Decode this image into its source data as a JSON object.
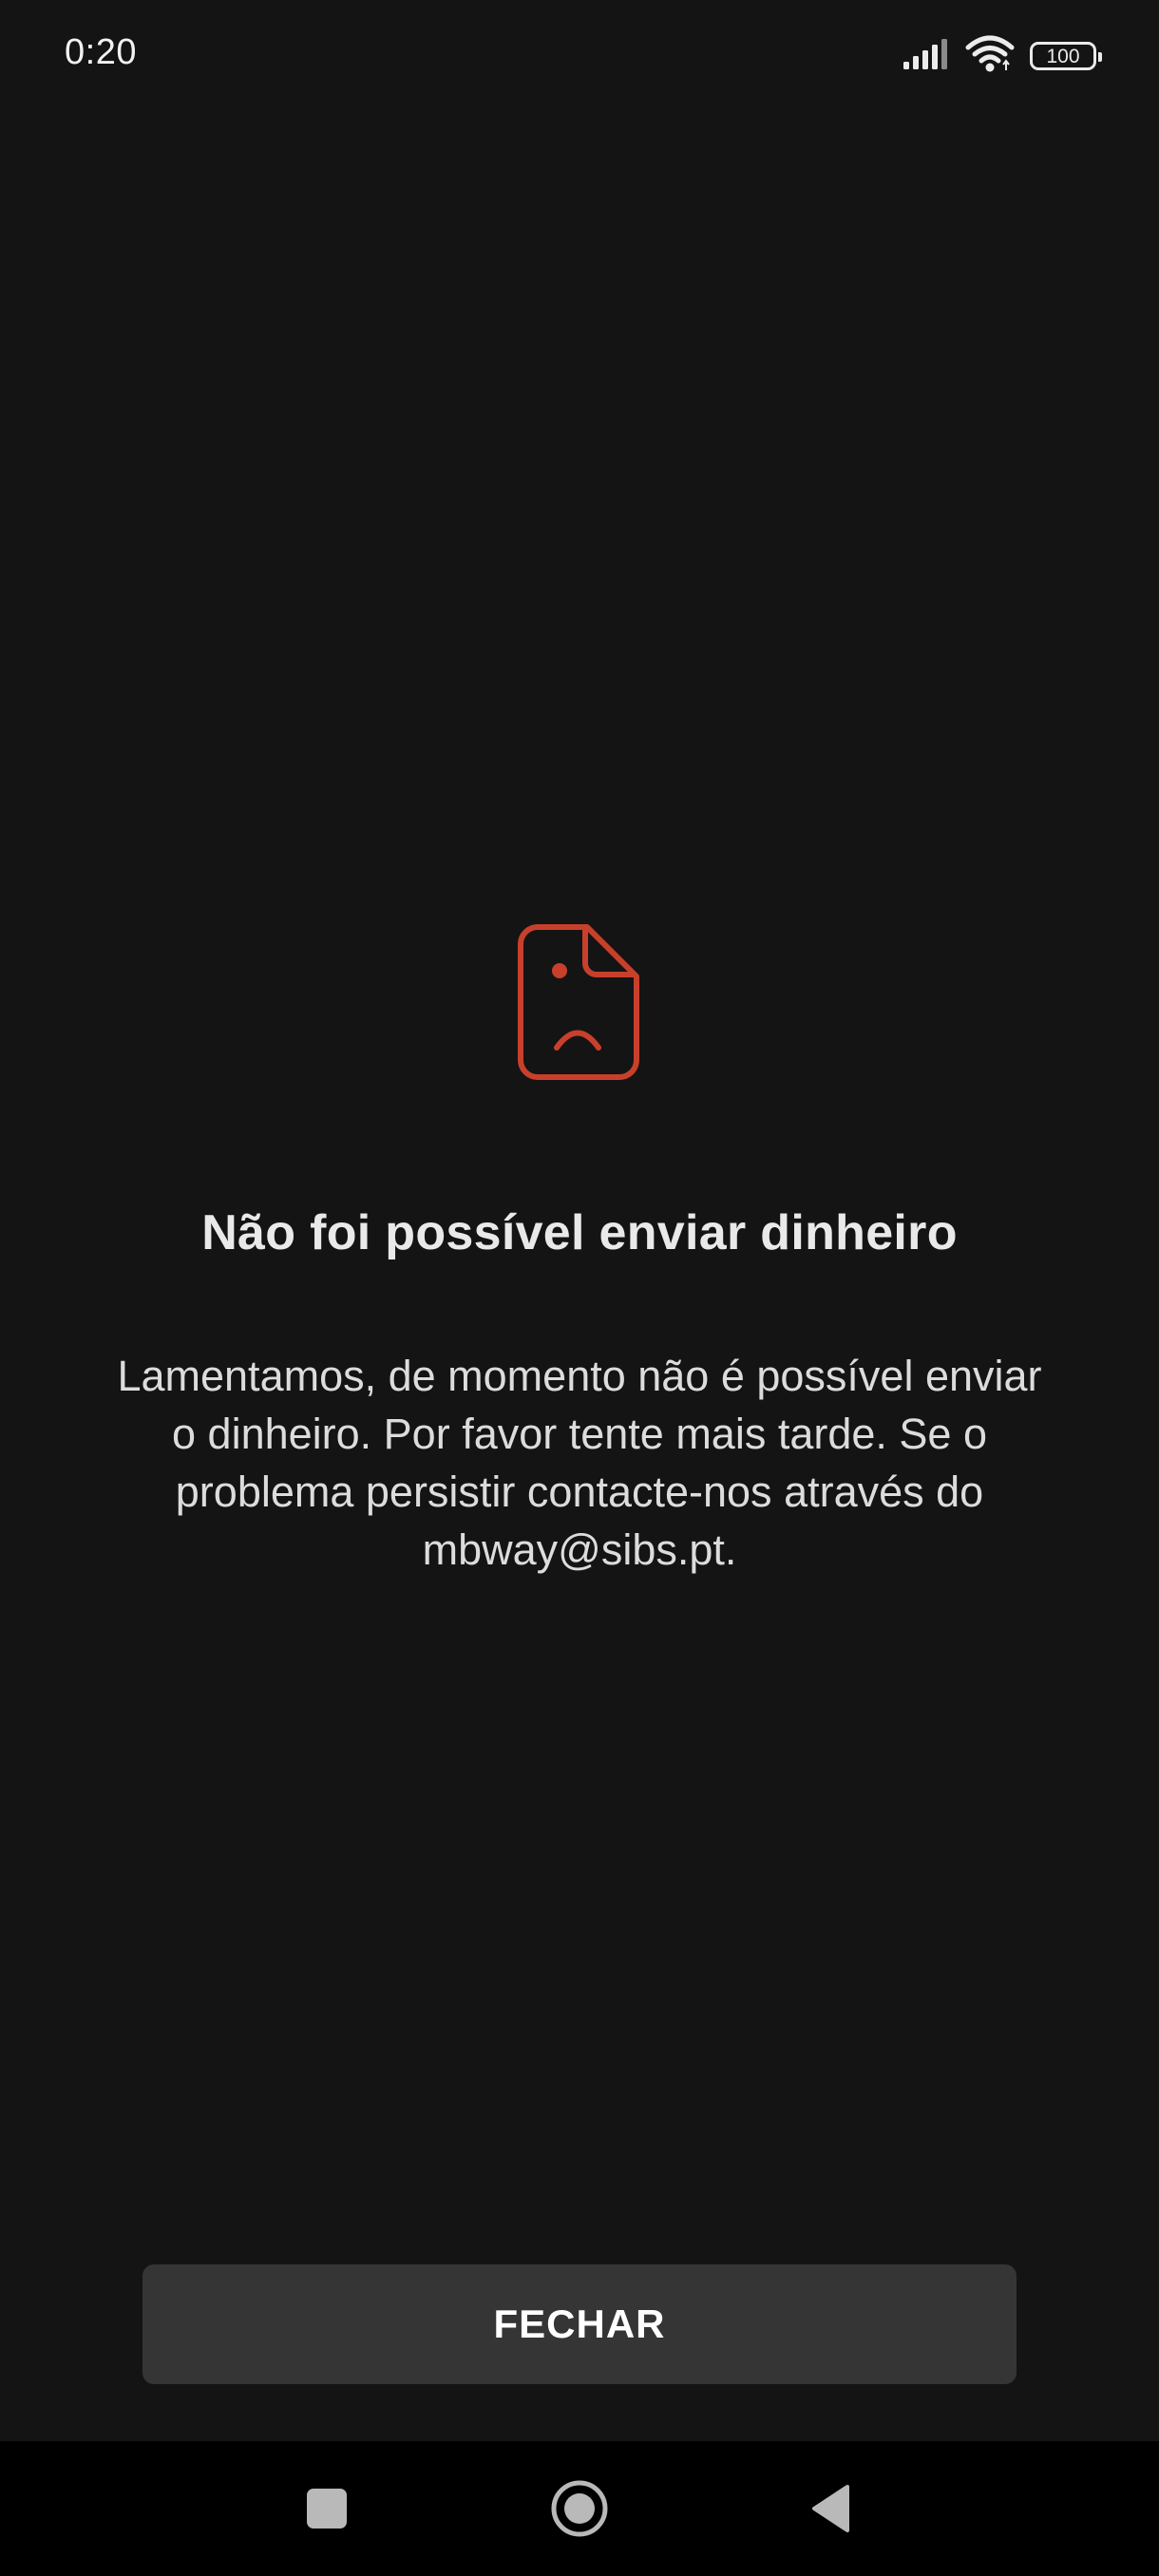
{
  "status_bar": {
    "time": "0:20",
    "battery": "100",
    "icons": [
      "signal-icon",
      "wifi-icon",
      "battery-icon"
    ]
  },
  "error": {
    "icon": "sad-document-icon",
    "icon_color": "#c8402c",
    "title": "Não foi possível enviar dinheiro",
    "message": "Lamentamos, de momento não é possível enviar o dinheiro. Por favor tente mais tarde. Se o problema persistir contacte-nos através do mbway@sibs.pt."
  },
  "actions": {
    "close_label": "FECHAR"
  },
  "nav_bar": {
    "icons": [
      "recents-square-icon",
      "home-circle-icon",
      "back-triangle-icon"
    ]
  },
  "colors": {
    "background": "#141414",
    "button": "#353535",
    "nav_background": "#000000"
  }
}
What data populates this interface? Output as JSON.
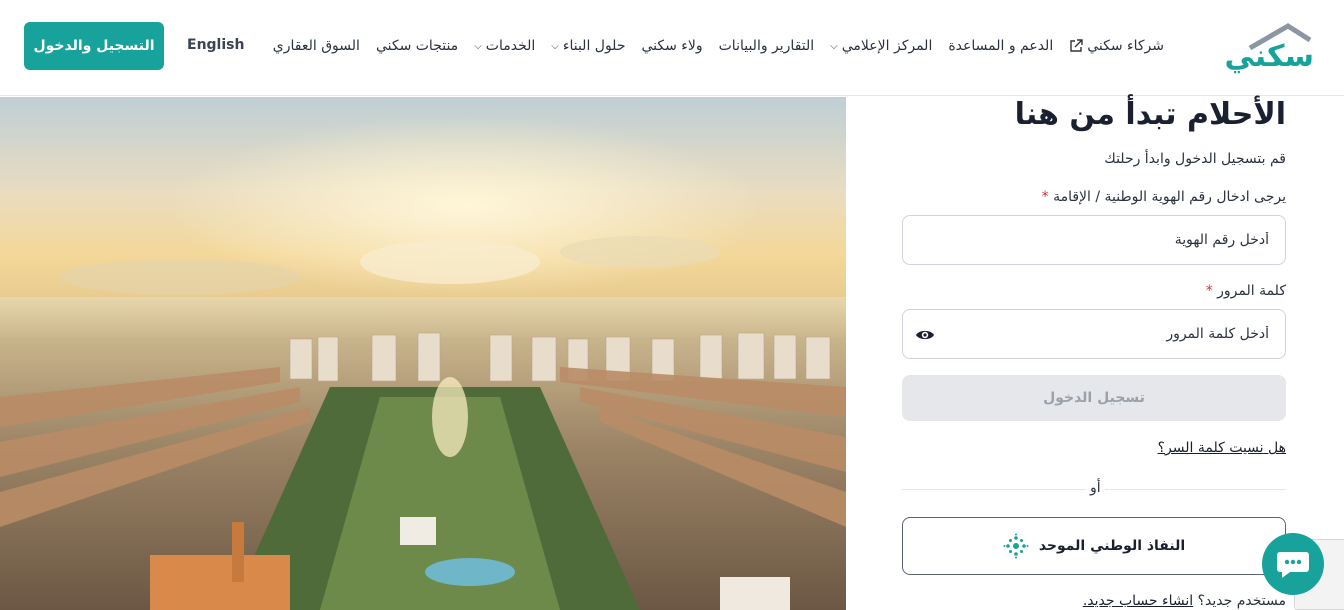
{
  "header": {
    "logo_text": "سكني",
    "nav": [
      {
        "label": "السوق العقاري",
        "dropdown": false
      },
      {
        "label": "منتجات سكني",
        "dropdown": false
      },
      {
        "label": "الخدمات",
        "dropdown": true
      },
      {
        "label": "حلول البناء",
        "dropdown": true
      },
      {
        "label": "ولاء سكني",
        "dropdown": false
      },
      {
        "label": "التقارير والبيانات",
        "dropdown": false
      },
      {
        "label": "المركز الإعلامي",
        "dropdown": true
      },
      {
        "label": "الدعم و المساعدة",
        "dropdown": false
      },
      {
        "label": "شركاء سكني",
        "dropdown": false,
        "external": true
      }
    ],
    "language": "English",
    "login_button": "التسجيل والدخول"
  },
  "form": {
    "title": "الأحلام تبدأ من هنا",
    "subtitle": "قم بتسجيل الدخول وابدأ رحلتك",
    "id_label": "يرجى ادخال رقم الهوية الوطنية / الإقامة",
    "id_placeholder": "أدخل رقم الهوية",
    "password_label": "كلمة المرور",
    "password_placeholder": "أدخل كلمة المرور",
    "required_mark": "*",
    "submit_label": "تسجيل الدخول",
    "forgot_link": "هل نسيت كلمة السر؟",
    "or_text": "أو",
    "nafath_label": "النفاذ الوطني الموحد",
    "new_user_text": "مستخدم جديد؟",
    "create_account_link": "انشاء حساب جديد."
  },
  "colors": {
    "brand": "#17a39b",
    "disabled_button": "#e5e7ea",
    "required": "#d92d3a"
  },
  "icons": [
    "external-link-icon",
    "chevron-down-icon",
    "eye-icon",
    "nafath-icon",
    "chat-icon"
  ]
}
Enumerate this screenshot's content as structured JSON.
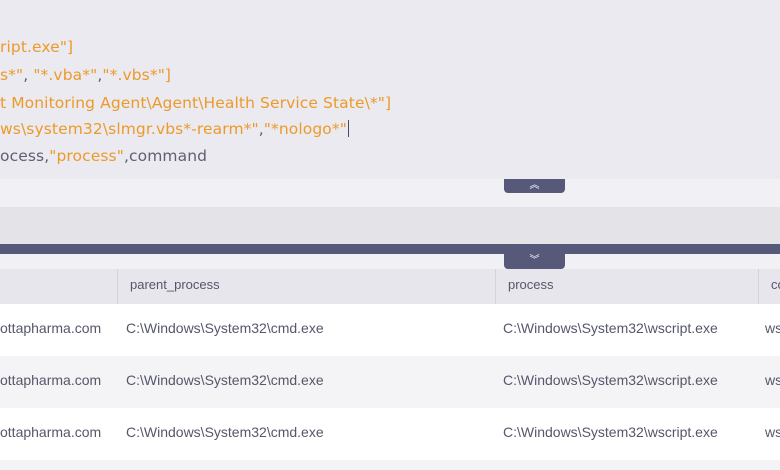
{
  "editor": {
    "lines": [
      [
        {
          "t": "ript.exe\"]",
          "c": "str"
        }
      ],
      [
        {
          "t": "s*\"",
          "c": "str"
        },
        {
          "t": ", ",
          "c": "plain"
        },
        {
          "t": "\"*.vba*\"",
          "c": "str"
        },
        {
          "t": ",",
          "c": "plain"
        },
        {
          "t": "\"*.vbs*\"]",
          "c": "str"
        }
      ],
      [
        {
          "t": "t Monitoring Agent\\Agent\\Health Service State\\*\"]",
          "c": "str"
        }
      ],
      [
        {
          "t": "ws\\system32\\slmgr.vbs*-rearm*\"",
          "c": "str"
        },
        {
          "t": ",",
          "c": "plain"
        },
        {
          "t": "\"*nologo*\"",
          "c": "str"
        }
      ],
      [
        {
          "t": "ocess,",
          "c": "plain"
        },
        {
          "t": "\"process\"",
          "c": "str"
        },
        {
          "t": ",command",
          "c": "plain"
        }
      ]
    ]
  },
  "handles": {
    "collapse_icon": "chevron-double-up-icon",
    "collapse_glyph": "︽",
    "expand_icon": "chevron-double-down-icon",
    "expand_glyph": "︾"
  },
  "table": {
    "columns": [
      "",
      "parent_process",
      "process",
      "co"
    ],
    "rows": [
      [
        "ottapharma.com",
        "C:\\Windows\\System32\\cmd.exe",
        "C:\\Windows\\System32\\wscript.exe",
        "ws"
      ],
      [
        "ottapharma.com",
        "C:\\Windows\\System32\\cmd.exe",
        "C:\\Windows\\System32\\wscript.exe",
        "ws"
      ],
      [
        "ottapharma.com",
        "C:\\Windows\\System32\\cmd.exe",
        "C:\\Windows\\System32\\wscript.exe",
        "ws"
      ]
    ]
  },
  "colors": {
    "string": "#ec9a2a",
    "plain": "#5d5f73",
    "handle": "#56597a"
  }
}
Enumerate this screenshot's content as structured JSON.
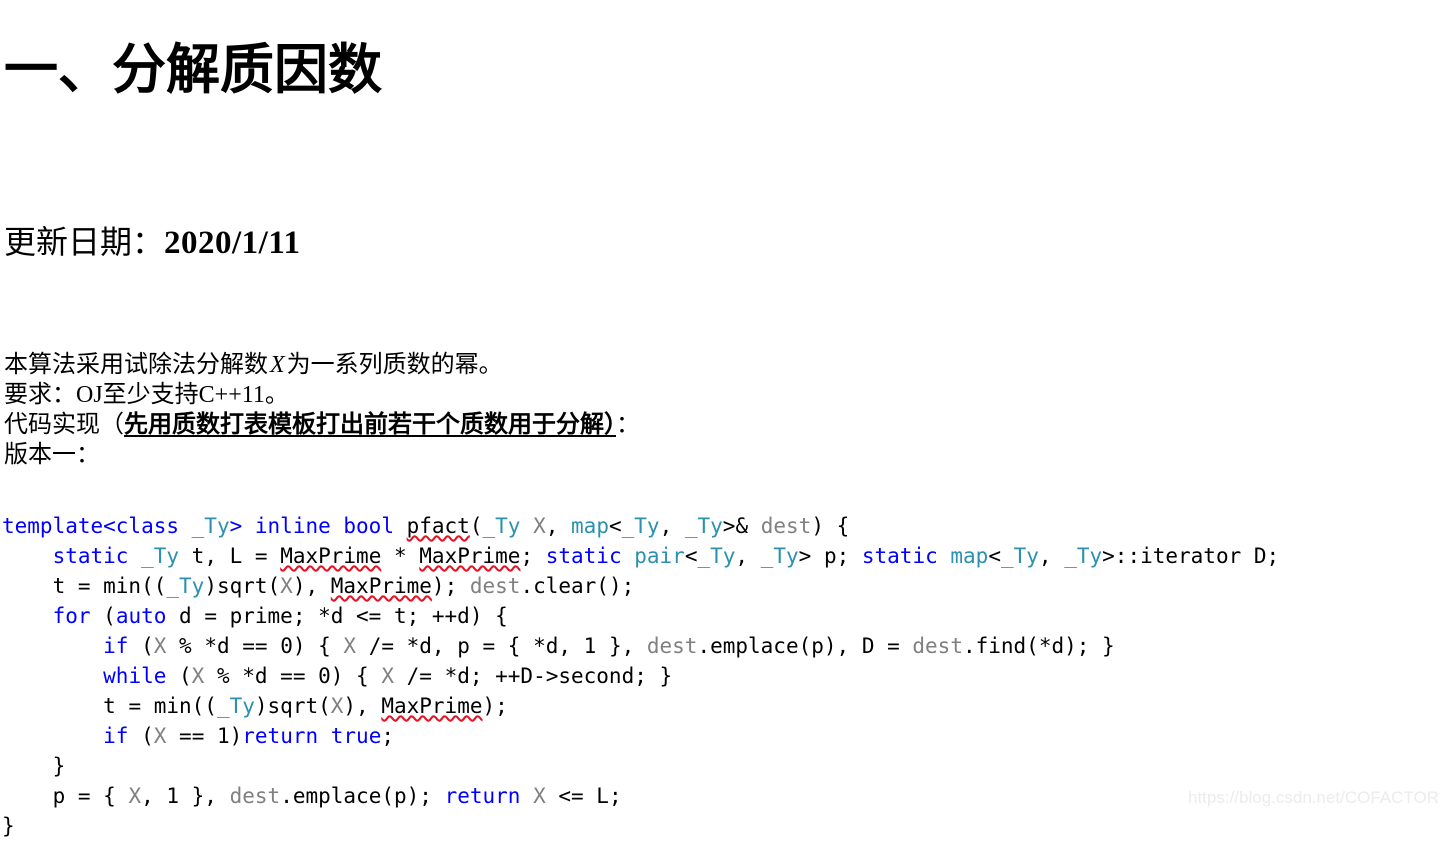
{
  "document": {
    "title": "一、分解质因数",
    "update": {
      "label": "更新日期：",
      "date": "2020/1/11"
    },
    "paragraphs": [
      {
        "id": "algo-description",
        "before_var": "本算法采用试除法分解数",
        "variable": "X",
        "after_var": "为一系列质数的幂。"
      },
      {
        "id": "requirement",
        "prefix": "要求：",
        "latin": "OJ",
        "middle": "至少支持",
        "latin2": "C++11",
        "suffix": "。"
      },
      {
        "id": "code-implementation",
        "prefix": "代码实现（",
        "emphasis": "先用质数打表模板打出前若干个质数用于分解）",
        "suffix": "："
      },
      {
        "id": "version",
        "text": "版本一："
      }
    ]
  },
  "code": {
    "language": "cpp",
    "colors": {
      "keyword": "#0000ff",
      "type": "#2b91af",
      "variable": "#808080",
      "plain": "#000000",
      "spellcheck_underline": "#e81123"
    },
    "lines": [
      {
        "indent": 0,
        "tokens": [
          {
            "t": "template<class ",
            "c": "kw"
          },
          {
            "t": "_Ty",
            "c": "typ"
          },
          {
            "t": "> ",
            "c": "kw"
          },
          {
            "t": "inline bool ",
            "c": "kw"
          },
          {
            "t": "pfact",
            "c": "pln",
            "squiggly": true
          },
          {
            "t": "(",
            "c": "pln"
          },
          {
            "t": "_Ty",
            "c": "typ"
          },
          {
            "t": " ",
            "c": "pln"
          },
          {
            "t": "X",
            "c": "var"
          },
          {
            "t": ", ",
            "c": "pln"
          },
          {
            "t": "map",
            "c": "typ"
          },
          {
            "t": "<",
            "c": "pln"
          },
          {
            "t": "_Ty",
            "c": "typ"
          },
          {
            "t": ", ",
            "c": "pln"
          },
          {
            "t": "_Ty",
            "c": "typ"
          },
          {
            "t": ">& ",
            "c": "pln"
          },
          {
            "t": "dest",
            "c": "var"
          },
          {
            "t": ") {",
            "c": "pln"
          }
        ]
      },
      {
        "indent": 4,
        "tokens": [
          {
            "t": "static ",
            "c": "kw"
          },
          {
            "t": "_Ty",
            "c": "typ"
          },
          {
            "t": " t, L = ",
            "c": "pln"
          },
          {
            "t": "MaxPrime",
            "c": "pln",
            "squiggly": true
          },
          {
            "t": " * ",
            "c": "pln"
          },
          {
            "t": "MaxPrime",
            "c": "pln",
            "squiggly": true
          },
          {
            "t": "; ",
            "c": "pln"
          },
          {
            "t": "static ",
            "c": "kw"
          },
          {
            "t": "pair",
            "c": "typ"
          },
          {
            "t": "<",
            "c": "pln"
          },
          {
            "t": "_Ty",
            "c": "typ"
          },
          {
            "t": ", ",
            "c": "pln"
          },
          {
            "t": "_Ty",
            "c": "typ"
          },
          {
            "t": "> p; ",
            "c": "pln"
          },
          {
            "t": "static ",
            "c": "kw"
          },
          {
            "t": "map",
            "c": "typ"
          },
          {
            "t": "<",
            "c": "pln"
          },
          {
            "t": "_Ty",
            "c": "typ"
          },
          {
            "t": ", ",
            "c": "pln"
          },
          {
            "t": "_Ty",
            "c": "typ"
          },
          {
            "t": ">::iterator D;",
            "c": "pln"
          }
        ]
      },
      {
        "indent": 4,
        "tokens": [
          {
            "t": "t = min((",
            "c": "pln"
          },
          {
            "t": "_Ty",
            "c": "typ"
          },
          {
            "t": ")sqrt(",
            "c": "pln"
          },
          {
            "t": "X",
            "c": "var"
          },
          {
            "t": "), ",
            "c": "pln"
          },
          {
            "t": "MaxPrime",
            "c": "pln",
            "squiggly": true
          },
          {
            "t": "); ",
            "c": "pln"
          },
          {
            "t": "dest",
            "c": "var"
          },
          {
            "t": ".clear();",
            "c": "pln"
          }
        ]
      },
      {
        "indent": 4,
        "tokens": [
          {
            "t": "for ",
            "c": "kw"
          },
          {
            "t": "(",
            "c": "pln"
          },
          {
            "t": "auto",
            "c": "kw"
          },
          {
            "t": " d = prime; *d <= t; ++d) {",
            "c": "pln"
          }
        ]
      },
      {
        "indent": 8,
        "tokens": [
          {
            "t": "if ",
            "c": "kw"
          },
          {
            "t": "(",
            "c": "pln"
          },
          {
            "t": "X",
            "c": "var"
          },
          {
            "t": " % *d == 0) { ",
            "c": "pln"
          },
          {
            "t": "X",
            "c": "var"
          },
          {
            "t": " /= *d, p = { *d, 1 }, ",
            "c": "pln"
          },
          {
            "t": "dest",
            "c": "var"
          },
          {
            "t": ".emplace(p), D = ",
            "c": "pln"
          },
          {
            "t": "dest",
            "c": "var"
          },
          {
            "t": ".find(*d); }",
            "c": "pln"
          }
        ]
      },
      {
        "indent": 8,
        "tokens": [
          {
            "t": "while ",
            "c": "kw"
          },
          {
            "t": "(",
            "c": "pln"
          },
          {
            "t": "X",
            "c": "var"
          },
          {
            "t": " % *d == 0) { ",
            "c": "pln"
          },
          {
            "t": "X",
            "c": "var"
          },
          {
            "t": " /= *d; ++D->second; }",
            "c": "pln"
          }
        ]
      },
      {
        "indent": 8,
        "tokens": [
          {
            "t": "t = min((",
            "c": "pln"
          },
          {
            "t": "_Ty",
            "c": "typ"
          },
          {
            "t": ")sqrt(",
            "c": "pln"
          },
          {
            "t": "X",
            "c": "var"
          },
          {
            "t": "), ",
            "c": "pln"
          },
          {
            "t": "MaxPrime",
            "c": "pln",
            "squiggly": true
          },
          {
            "t": ");",
            "c": "pln"
          }
        ]
      },
      {
        "indent": 8,
        "tokens": [
          {
            "t": "if ",
            "c": "kw"
          },
          {
            "t": "(",
            "c": "pln"
          },
          {
            "t": "X",
            "c": "var"
          },
          {
            "t": " == 1)",
            "c": "pln"
          },
          {
            "t": "return true",
            "c": "kw"
          },
          {
            "t": ";",
            "c": "pln"
          }
        ]
      },
      {
        "indent": 4,
        "tokens": [
          {
            "t": "}",
            "c": "pln"
          }
        ]
      },
      {
        "indent": 4,
        "tokens": [
          {
            "t": "p = { ",
            "c": "pln"
          },
          {
            "t": "X",
            "c": "var"
          },
          {
            "t": ", 1 }, ",
            "c": "pln"
          },
          {
            "t": "dest",
            "c": "var"
          },
          {
            "t": ".emplace(p); ",
            "c": "pln"
          },
          {
            "t": "return ",
            "c": "kw"
          },
          {
            "t": "X",
            "c": "var"
          },
          {
            "t": " <= L;",
            "c": "pln"
          }
        ]
      },
      {
        "indent": 0,
        "tokens": [
          {
            "t": "}",
            "c": "pln"
          }
        ]
      }
    ]
  },
  "watermark": {
    "text": "https://blog.csdn.net/COFACTOR",
    "color": "#ececec"
  }
}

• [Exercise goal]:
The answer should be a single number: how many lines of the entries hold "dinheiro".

• [Problem solution]:
2